And the behavior of my house mate suddenly shifted something in my brain. If even she – who I saw more as a friend and who regularly engages in spiritual activities where the goal should be to foster compassion for others –  can’t muster the empathy, there are probably many more people who can’t. I never really thought about that – silly me -, but blaming sick people for getting sick is a real thing.

I would normally start to overthink this, asking myself how it is possible that people act like this. But somehow because of my direct own experience with this situation I didn’t feel the urge to do that. Instead, I got a certain clarity: this is why our world is in its current state. We are driven by fear and we can’t empathize with one another. Big corporations and politicians are fearful of losing their power, human beings are fearful of losing their lives.

So, how do we break the cycle of fear? And what does this experience tell me in light of my work with Inclusive Journalism?

Five thoughts:

  1. Fear of death underlies most of our other fears. At least in Western societies. I just followed a six weeks course given by a death doula and I noticed how much I learned about life through discussing mortality and letting go of the taboo on death. In indiginous cultures, death is often a more natural part of life, with matching rituals to embrace our loss of life. It would be good to give more space in our lives to ancient knowledge about death and find better ways to deal with it. Or in other words, it’s time to decolonizing death. 
  2. Some people ask me if ‘inclusive’ is the right word to use because why focus on including people to a system that’s broken?

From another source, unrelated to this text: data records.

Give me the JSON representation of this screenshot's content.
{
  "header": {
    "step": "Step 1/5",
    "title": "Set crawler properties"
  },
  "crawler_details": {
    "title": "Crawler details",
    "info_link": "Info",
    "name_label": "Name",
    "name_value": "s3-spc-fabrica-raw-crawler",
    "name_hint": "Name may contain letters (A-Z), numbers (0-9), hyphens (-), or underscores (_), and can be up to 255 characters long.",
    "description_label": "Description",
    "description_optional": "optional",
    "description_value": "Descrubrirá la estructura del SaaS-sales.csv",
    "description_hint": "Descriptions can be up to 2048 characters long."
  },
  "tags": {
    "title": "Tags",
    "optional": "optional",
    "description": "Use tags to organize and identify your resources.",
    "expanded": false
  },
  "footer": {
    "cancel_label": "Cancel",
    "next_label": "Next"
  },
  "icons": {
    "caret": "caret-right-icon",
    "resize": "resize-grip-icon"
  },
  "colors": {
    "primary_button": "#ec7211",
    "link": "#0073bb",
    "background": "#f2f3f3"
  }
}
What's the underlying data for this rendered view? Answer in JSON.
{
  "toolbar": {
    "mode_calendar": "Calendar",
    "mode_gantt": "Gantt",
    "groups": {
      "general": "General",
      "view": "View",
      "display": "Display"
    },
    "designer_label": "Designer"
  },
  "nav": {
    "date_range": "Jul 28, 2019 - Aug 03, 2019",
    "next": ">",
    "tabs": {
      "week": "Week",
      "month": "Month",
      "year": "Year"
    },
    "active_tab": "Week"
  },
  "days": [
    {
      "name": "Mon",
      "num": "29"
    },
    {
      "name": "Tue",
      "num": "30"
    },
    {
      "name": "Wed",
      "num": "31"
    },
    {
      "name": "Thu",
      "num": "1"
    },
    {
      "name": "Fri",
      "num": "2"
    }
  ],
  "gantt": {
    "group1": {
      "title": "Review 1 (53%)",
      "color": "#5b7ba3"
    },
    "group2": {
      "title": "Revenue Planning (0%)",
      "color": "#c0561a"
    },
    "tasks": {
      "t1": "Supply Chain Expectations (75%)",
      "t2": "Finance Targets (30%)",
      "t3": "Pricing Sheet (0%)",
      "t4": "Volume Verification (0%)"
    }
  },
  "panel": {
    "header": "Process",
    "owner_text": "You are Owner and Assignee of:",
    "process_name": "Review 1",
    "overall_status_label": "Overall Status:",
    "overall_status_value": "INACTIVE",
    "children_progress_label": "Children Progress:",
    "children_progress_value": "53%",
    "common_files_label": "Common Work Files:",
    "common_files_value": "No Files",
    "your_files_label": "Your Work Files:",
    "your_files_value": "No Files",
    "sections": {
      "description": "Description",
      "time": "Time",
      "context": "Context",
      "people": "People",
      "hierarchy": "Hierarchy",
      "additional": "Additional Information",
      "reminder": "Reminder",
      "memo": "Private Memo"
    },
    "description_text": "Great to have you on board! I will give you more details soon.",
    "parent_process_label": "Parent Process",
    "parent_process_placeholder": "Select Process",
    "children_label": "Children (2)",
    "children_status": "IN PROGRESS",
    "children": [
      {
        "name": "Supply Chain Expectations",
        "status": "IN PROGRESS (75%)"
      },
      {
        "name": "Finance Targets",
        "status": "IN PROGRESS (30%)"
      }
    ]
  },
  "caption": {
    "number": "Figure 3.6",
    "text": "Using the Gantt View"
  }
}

Well, the system isn’t broken, it’s built this way. And we can change that. Sure, initiatives outside of the system are important as well, to show us how things can be done differently. But we have a responsibility to change what we’ve built. It asks from us an uncomfortable inward gaze and holding up a mirror to ourselves. And that’s not a soft approach, we really haven’t given that enough try yet.
  3. Not everyone has the same level of empathy. Don’t focus on people who are too fearful to be empathic. Focus on the people who are willing and capable to look critically at themselves in order to change their behavior. This is probably my biggest lesson from having COVID-19 at the moment: I realized I’m sometimes trying too hard to get people involved who don’t want to be involved. Or who aren’t ready or capable to be involved. Even if there are small signs of an unwillingness to change behavior or to make the world a little bit better, withdraw and don’t let it drain your energy.
  4. Don’t make things heavier than necessary. And don’t intellectualize. Life is quite simple. Racism exists, COVID-19 exists, climate change exists. And we can be a big part of the solution. As long as we become aware of our own fears and are able to help each other instead of competing with one another, we can move mountains. Even big corporations can be held responsible if we give our votes to the political parties who can make regulation to contain their power. Focus on your own behavior change but never forget that you’re part of a bigger system.
  5. The spiritual community is sick. I’m sorry to state it so clearly, but it’s true. I’ve been staying in Bali for over a year now, amongst a large community of Westerners who call themselves ‘spiritual’ and practice yoga, meditation, cacao ceremonies and ecstatic dance. Their approach to spirituality is so egocentric that they don’t even realize it themselves. This false idea of what a spiritual practice is, will eventually enlarge the lack of empathy for others. We’ve seen it happening around Black Lives Matter. We might sometimes think that the Western spiritual community is going to benefit the world, unfortunately the opposite is true. Decolonizing yoga and meditation is extremely important. 

Luckily, I don’t have severe symptoms of COVID. I feel sick, as if I’m coping with a tough flu, but I realize that the coronavirus isn’t the biggest problem we’re facing right now. The world seems broken sometimes but it’s actually easy to fix. Empathy is the answer. Starting with ourselves, today.